Photography has been an integral part of society for longer than people know. At its conception, humankind did not realize how much this would alter the perception of history, humanity, art, and culture. Photographs are used for so many different purposes, it’s hard to peg down a single effect it has had on culture. From examining the human condition, documenting history, sharing art, to inspiring others, photography has changed many facets of culture.
Now it’s time to step into history and see the world for what it truly was over two centuries ago. The lifespan of a photograph has changed as photography has advanced, so many of the first actual photographs may not be around today. While paintings and literature may give us a view of history through a prejudiced eye, photography gives a much more bare and honest view of history. Following are the oldest photographs known in existence.
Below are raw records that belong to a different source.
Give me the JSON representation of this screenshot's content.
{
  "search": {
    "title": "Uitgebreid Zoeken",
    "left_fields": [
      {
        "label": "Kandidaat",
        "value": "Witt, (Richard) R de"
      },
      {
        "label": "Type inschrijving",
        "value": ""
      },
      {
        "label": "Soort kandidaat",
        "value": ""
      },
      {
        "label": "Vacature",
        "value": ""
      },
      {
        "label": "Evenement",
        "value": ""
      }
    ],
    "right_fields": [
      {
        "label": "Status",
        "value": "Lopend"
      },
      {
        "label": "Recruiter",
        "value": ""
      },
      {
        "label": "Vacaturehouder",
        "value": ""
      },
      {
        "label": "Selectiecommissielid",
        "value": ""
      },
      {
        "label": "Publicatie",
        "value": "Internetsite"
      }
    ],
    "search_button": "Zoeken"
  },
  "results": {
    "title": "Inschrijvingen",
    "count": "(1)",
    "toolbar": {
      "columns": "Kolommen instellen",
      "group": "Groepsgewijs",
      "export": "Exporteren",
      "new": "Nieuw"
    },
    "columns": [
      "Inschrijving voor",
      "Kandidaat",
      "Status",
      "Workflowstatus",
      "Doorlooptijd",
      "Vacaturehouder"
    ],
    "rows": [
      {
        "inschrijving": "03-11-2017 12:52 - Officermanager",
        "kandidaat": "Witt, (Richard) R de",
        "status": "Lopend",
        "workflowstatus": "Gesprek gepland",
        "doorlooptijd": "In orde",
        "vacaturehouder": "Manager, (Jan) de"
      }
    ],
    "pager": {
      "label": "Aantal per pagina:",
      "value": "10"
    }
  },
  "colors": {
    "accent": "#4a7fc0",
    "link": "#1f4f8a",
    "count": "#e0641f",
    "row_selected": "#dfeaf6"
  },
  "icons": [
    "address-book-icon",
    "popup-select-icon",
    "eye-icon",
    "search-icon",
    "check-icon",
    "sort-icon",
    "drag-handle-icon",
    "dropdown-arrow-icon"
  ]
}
The First Camera: Camera Obscura’s Fascinating Evolution
It’s important to note that the “first camera” was actually not a camera as we know it today. Camera obscura means “dark room” in Latin. Sometimes historians will also refer to this as a pinhole image. And it’s easy to see why this is a simplified term for it. The camera obscura lets light in through a small opening on one side and projects a reversed and inverted image on the other. Oftentimes, this was performed in dark rooms, as its Latin name would suggest. The surroundings had to be dark in order for the image to be clear enough. This inverted image method is very similar to how the human eye works.
This camera obscura theory can be traced back to the studies of Chinese philosopher and the founder of Mohism, Mozi (470 to 390 BCE). Mozi wrote that the image in a camera obscura is flipped upside down because light travels in straight lines from its source. More great minds would later build upon this by noting again how the relationship between sunlight and gaps in the leaves would project an image of the eclipsed sun onto the ground. The great mind behind this observation? The one and only Aristotle in the 4th century. This whole theory kept evolving and building until during the 9th century, Arab philosopher, mathematician, physician, and musician Al-Kindi experimented with light and a pinhole.